*** Data ***

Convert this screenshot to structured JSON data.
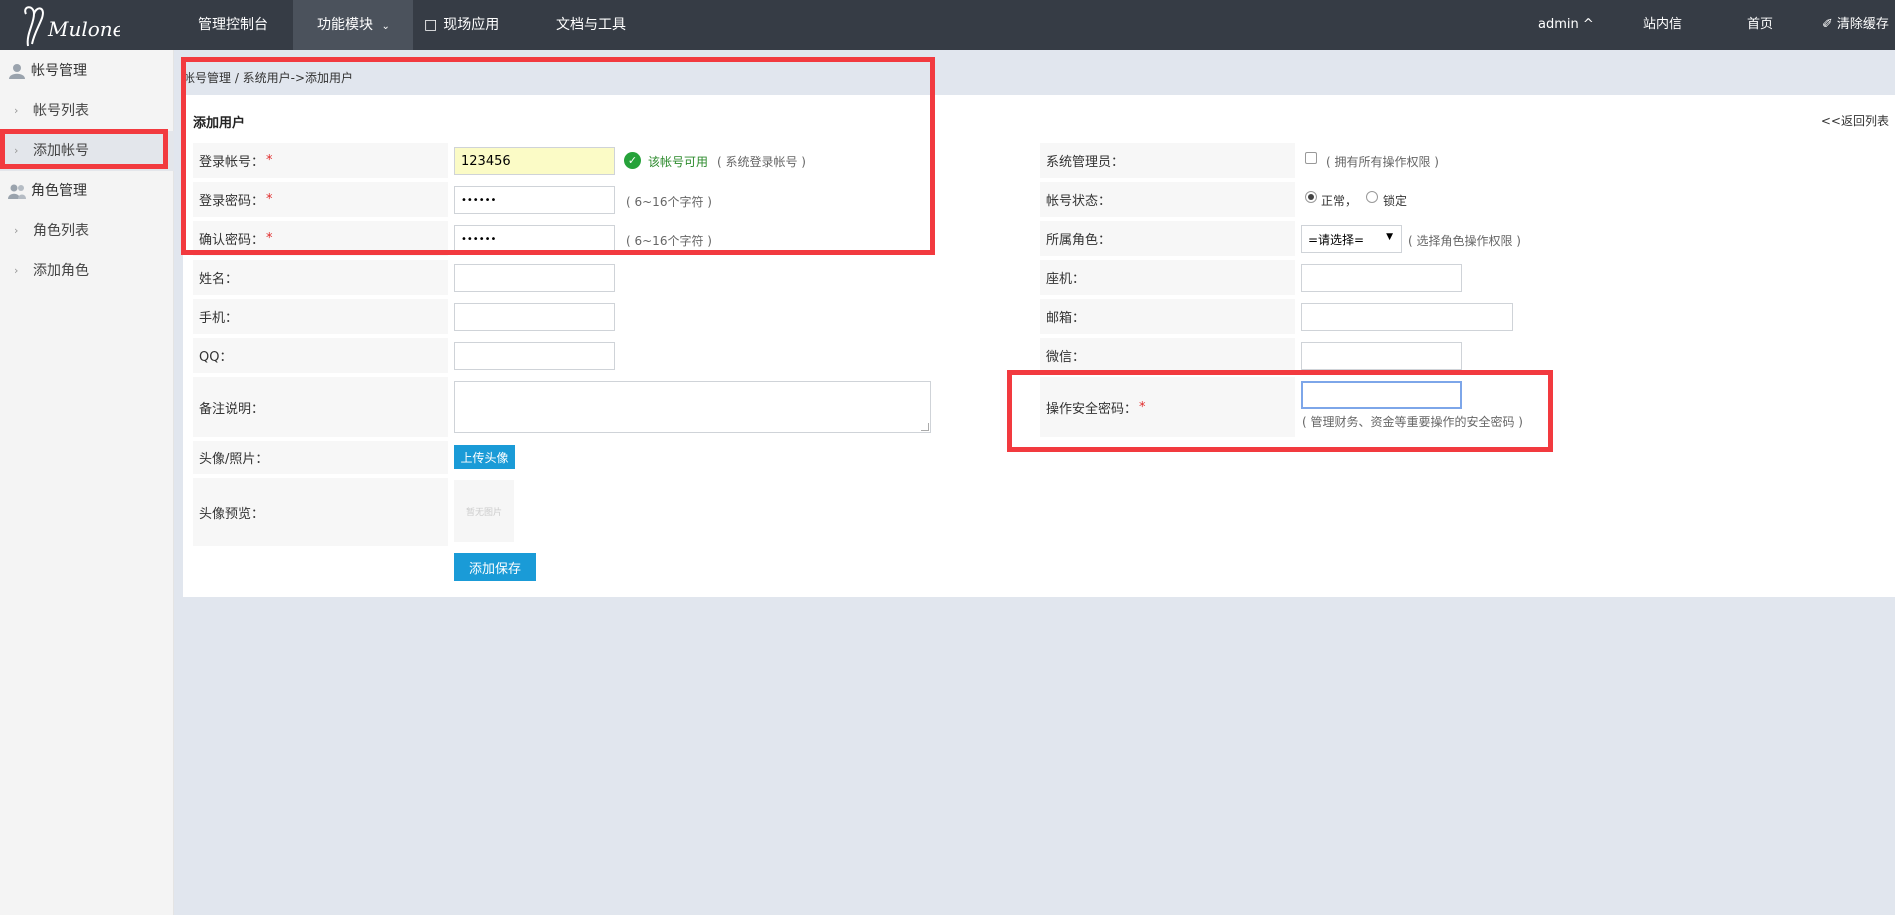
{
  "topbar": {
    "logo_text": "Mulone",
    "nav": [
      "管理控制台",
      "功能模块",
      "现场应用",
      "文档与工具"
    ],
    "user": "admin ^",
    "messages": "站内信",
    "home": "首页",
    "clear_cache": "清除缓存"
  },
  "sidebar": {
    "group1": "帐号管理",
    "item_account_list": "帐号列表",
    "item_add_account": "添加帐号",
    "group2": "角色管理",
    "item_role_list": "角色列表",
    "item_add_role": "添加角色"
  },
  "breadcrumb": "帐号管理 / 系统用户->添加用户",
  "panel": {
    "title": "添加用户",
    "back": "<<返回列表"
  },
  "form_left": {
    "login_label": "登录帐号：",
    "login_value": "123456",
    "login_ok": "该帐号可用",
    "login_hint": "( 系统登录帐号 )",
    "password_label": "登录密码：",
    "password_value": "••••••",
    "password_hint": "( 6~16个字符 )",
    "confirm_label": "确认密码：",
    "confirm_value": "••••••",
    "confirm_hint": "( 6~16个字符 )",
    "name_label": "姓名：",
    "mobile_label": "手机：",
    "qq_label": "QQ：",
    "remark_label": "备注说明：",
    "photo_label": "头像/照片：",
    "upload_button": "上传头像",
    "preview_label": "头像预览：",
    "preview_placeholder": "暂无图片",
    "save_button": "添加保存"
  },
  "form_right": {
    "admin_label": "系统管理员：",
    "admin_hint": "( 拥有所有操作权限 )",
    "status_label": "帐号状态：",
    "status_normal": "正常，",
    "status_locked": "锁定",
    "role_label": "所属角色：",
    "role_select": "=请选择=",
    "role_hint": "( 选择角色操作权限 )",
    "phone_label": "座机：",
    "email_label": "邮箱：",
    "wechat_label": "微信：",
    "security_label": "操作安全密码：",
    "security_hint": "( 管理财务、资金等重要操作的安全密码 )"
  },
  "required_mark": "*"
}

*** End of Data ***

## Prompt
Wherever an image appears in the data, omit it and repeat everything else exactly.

## Result below
Convert this screenshot to structured JSON data.
{
  "topbar": {
    "logo_text": "Mulone",
    "nav": [
      "管理控制台",
      "功能模块",
      "现场应用",
      "文档与工具"
    ],
    "user": "admin ^",
    "messages": "站内信",
    "home": "首页",
    "clear_cache": "清除缓存"
  },
  "sidebar": {
    "group1": "帐号管理",
    "item_account_list": "帐号列表",
    "item_add_account": "添加帐号",
    "group2": "角色管理",
    "item_role_list": "角色列表",
    "item_add_role": "添加角色"
  },
  "breadcrumb": "帐号管理 / 系统用户->添加用户",
  "panel": {
    "title": "添加用户",
    "back": "<<返回列表"
  },
  "form_left": {
    "login_label": "登录帐号：",
    "login_value": "123456",
    "login_ok": "该帐号可用",
    "login_hint": "( 系统登录帐号 )",
    "password_label": "登录密码：",
    "password_value": "••••••",
    "password_hint": "( 6~16个字符 )",
    "confirm_label": "确认密码：",
    "confirm_value": "••••••",
    "confirm_hint": "( 6~16个字符 )",
    "name_label": "姓名：",
    "mobile_label": "手机：",
    "qq_label": "QQ：",
    "remark_label": "备注说明：",
    "photo_label": "头像/照片：",
    "upload_button": "上传头像",
    "preview_label": "头像预览：",
    "preview_placeholder": "暂无图片",
    "save_button": "添加保存"
  },
  "form_right": {
    "admin_label": "系统管理员：",
    "admin_hint": "( 拥有所有操作权限 )",
    "status_label": "帐号状态：",
    "status_normal": "正常，",
    "status_locked": "锁定",
    "role_label": "所属角色：",
    "role_select": "=请选择=",
    "role_hint": "( 选择角色操作权限 )",
    "phone_label": "座机：",
    "email_label": "邮箱：",
    "wechat_label": "微信：",
    "security_label": "操作安全密码：",
    "security_hint": "( 管理财务、资金等重要操作的安全密码 )"
  },
  "required_mark": "*"
}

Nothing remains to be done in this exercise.